In giving Monckton a platform this morning, Seven also accorded him far more credibility than his own actions would demand. Monckton’s claims that he is a member of the House of Lords (he’s not) or that he is the recipient of a Nobel Prize (he isn’t) were debunked quite easily in The Guardian by columnist George Monbiot. Monbiot went on to have an interesting email correspondence with Monckton (reproduced on his website) when Monckton’s Wikipedia page suddenly saw the addition of a claim that The Guardian paid $50,000 in damages for printing the false Nobel prize story (since removed).

Monckton also has ties to lobby groups and astroturfing organisations such as The Heartland Institute – part-funded by Exxon and tobacco companies specifically to dispute science related to tobacco and climate change. Surely, Monckton’s willingness to take money from big oil to spout his claims should be declared when seeking his opinion on issues that stand to have major impact on big oil.
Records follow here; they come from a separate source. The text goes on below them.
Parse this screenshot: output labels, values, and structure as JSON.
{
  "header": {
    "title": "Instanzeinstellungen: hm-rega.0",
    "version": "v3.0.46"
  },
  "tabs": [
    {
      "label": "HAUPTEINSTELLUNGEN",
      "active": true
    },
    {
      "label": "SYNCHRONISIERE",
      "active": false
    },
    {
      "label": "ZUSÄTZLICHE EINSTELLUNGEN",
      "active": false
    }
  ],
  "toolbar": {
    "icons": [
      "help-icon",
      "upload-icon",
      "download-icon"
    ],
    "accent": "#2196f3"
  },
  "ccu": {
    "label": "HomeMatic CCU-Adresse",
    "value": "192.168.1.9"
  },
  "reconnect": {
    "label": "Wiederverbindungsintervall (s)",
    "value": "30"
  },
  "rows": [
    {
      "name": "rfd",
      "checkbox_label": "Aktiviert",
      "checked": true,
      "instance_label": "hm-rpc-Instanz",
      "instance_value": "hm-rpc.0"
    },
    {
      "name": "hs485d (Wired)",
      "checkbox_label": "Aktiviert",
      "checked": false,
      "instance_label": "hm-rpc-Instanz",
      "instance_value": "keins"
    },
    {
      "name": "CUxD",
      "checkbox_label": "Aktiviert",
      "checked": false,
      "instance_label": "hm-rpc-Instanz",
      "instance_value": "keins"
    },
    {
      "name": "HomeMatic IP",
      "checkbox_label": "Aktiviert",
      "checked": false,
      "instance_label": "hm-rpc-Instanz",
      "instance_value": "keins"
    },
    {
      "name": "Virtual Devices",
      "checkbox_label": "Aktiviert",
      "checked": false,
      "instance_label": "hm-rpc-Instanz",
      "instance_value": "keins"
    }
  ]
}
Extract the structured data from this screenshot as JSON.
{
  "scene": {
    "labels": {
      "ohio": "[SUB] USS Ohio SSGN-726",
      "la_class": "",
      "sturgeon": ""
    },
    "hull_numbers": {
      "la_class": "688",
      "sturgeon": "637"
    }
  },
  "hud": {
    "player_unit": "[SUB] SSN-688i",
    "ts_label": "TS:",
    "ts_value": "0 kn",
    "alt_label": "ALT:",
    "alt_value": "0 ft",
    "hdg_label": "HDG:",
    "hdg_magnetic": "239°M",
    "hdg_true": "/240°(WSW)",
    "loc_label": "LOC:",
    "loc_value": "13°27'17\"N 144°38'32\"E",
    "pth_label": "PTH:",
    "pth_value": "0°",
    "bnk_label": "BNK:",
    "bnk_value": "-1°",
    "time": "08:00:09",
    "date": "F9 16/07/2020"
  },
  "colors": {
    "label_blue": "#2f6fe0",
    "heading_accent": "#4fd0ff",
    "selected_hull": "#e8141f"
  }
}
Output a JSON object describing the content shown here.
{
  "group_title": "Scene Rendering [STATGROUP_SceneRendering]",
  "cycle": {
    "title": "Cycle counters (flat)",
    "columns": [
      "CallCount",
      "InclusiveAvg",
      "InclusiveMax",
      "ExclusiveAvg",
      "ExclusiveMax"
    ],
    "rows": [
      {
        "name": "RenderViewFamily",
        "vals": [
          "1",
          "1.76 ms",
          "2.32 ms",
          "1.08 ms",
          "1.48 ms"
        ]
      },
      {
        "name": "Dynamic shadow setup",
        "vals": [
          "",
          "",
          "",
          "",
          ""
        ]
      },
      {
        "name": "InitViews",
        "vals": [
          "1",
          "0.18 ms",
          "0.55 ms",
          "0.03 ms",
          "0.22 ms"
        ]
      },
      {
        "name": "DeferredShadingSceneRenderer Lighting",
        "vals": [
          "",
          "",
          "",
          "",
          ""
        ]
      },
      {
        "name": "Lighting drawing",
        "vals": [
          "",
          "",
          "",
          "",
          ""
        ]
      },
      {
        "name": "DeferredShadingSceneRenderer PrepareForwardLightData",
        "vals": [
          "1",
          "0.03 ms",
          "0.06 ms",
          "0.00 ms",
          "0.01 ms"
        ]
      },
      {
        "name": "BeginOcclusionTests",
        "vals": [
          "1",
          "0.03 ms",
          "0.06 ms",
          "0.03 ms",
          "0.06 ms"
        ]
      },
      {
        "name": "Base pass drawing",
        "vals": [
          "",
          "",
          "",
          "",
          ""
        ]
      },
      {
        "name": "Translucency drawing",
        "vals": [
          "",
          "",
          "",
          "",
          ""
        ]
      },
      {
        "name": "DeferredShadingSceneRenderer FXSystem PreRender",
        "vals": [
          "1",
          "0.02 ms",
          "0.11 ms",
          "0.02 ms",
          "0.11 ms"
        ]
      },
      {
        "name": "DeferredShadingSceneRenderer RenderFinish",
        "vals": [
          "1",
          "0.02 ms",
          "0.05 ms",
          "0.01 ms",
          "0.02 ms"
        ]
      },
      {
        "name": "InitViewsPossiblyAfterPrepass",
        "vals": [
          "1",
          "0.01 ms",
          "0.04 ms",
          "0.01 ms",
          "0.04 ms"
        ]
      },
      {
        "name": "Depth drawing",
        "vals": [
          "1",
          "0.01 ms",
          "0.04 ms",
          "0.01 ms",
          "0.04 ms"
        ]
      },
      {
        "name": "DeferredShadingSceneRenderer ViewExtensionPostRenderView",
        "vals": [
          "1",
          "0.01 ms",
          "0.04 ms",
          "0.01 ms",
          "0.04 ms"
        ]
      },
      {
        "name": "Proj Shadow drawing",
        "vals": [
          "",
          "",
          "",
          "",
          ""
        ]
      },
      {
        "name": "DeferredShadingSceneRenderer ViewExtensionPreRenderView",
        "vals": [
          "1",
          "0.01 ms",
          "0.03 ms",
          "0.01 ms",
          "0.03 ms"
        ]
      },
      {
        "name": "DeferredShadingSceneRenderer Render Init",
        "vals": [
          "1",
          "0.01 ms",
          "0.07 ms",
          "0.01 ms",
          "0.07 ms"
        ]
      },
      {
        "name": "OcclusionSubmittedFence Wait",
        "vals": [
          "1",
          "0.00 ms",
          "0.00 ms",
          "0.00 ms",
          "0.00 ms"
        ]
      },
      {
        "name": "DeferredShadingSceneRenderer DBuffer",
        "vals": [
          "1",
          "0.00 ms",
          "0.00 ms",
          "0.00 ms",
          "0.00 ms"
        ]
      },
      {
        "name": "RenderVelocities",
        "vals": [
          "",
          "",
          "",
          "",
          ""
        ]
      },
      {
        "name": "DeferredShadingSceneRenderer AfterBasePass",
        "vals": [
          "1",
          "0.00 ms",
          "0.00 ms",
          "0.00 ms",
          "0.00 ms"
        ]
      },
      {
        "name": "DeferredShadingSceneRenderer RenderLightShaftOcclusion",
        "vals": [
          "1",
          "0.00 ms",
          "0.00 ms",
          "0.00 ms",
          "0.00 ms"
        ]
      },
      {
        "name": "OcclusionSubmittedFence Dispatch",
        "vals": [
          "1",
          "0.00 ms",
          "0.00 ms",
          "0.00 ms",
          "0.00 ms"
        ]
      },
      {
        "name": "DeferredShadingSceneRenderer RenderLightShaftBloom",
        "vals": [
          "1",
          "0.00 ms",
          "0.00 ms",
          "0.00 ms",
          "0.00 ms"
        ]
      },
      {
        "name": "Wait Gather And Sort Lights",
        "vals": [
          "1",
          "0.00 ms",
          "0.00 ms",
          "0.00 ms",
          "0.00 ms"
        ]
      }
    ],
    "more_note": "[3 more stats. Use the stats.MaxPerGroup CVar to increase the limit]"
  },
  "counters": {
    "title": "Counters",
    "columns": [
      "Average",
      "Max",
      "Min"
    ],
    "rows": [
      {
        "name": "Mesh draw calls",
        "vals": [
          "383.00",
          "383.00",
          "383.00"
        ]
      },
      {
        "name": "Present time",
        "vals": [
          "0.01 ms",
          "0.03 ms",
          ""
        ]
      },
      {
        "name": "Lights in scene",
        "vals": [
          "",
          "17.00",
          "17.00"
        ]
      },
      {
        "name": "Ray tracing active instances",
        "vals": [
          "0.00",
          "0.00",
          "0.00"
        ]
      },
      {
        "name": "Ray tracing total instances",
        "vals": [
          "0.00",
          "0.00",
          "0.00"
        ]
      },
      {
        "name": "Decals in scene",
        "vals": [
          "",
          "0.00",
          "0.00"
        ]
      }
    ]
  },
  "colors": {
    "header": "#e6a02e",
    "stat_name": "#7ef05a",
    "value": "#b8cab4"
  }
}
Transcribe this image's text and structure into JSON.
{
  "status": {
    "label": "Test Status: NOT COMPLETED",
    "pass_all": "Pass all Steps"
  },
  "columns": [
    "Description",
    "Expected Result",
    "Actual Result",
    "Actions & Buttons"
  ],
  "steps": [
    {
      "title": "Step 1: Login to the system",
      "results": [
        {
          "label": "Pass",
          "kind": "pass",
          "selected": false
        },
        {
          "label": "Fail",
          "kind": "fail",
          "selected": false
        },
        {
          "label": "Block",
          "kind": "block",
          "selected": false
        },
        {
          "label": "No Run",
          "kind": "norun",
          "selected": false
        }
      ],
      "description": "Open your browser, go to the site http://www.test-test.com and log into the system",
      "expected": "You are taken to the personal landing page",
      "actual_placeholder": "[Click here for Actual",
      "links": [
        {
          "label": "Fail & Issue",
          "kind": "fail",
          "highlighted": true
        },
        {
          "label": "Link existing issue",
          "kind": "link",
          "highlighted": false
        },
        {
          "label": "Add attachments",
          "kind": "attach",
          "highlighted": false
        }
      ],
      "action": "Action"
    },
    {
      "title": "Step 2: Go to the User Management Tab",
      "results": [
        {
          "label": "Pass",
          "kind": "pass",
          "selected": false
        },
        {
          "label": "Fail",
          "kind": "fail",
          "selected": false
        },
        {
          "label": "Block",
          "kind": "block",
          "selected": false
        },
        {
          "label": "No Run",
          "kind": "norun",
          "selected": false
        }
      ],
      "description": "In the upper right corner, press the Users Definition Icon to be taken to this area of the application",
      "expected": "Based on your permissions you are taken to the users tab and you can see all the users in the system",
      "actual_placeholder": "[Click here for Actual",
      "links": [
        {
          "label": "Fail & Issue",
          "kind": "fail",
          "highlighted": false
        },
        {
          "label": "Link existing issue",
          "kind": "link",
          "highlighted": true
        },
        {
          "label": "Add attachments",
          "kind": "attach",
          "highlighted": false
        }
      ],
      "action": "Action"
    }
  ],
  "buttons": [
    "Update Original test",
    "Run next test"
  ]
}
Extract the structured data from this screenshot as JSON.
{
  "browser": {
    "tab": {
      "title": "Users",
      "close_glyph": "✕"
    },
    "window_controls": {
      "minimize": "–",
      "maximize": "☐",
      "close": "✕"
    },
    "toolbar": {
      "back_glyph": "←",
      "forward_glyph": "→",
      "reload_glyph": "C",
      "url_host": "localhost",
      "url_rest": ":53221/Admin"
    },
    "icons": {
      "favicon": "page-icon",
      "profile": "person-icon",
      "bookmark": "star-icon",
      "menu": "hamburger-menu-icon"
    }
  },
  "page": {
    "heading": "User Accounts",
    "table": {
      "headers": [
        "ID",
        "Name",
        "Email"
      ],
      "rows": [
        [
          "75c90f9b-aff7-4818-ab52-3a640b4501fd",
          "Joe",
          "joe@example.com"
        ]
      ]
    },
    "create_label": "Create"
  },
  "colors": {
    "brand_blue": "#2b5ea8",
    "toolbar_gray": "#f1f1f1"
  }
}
Such groups, commonly created, funded or supported by business interests, set out deliberately to force a different PR agenda into scientific debates. Very rarely are the links to political or industrial interests declared. Almost always they are courted by the news media to provide the alternative viewpoint in their coverage in order to maintain the neutrality myth.

Would you not consider Monckton’s proven falsehoods and his relationships with those with a vested big business interest in debunking climate change as important contextual information when considering the validity of Monckton’s opinions? If you were to base your opinions on those of Monckton, wouldn’t you want to know if he was paid by big oil or prone to exaggeration and outright lies? Sadly, the lack of such contextual information when providing alternate viewpoints in today’s news is not confined to just climate change. The neutrality dilemma has now infected every part of news, with less actual reporting and far too much regurgitation of ‘official positions’.

Have no doubt. Impartial, neutral news reporting is anything but.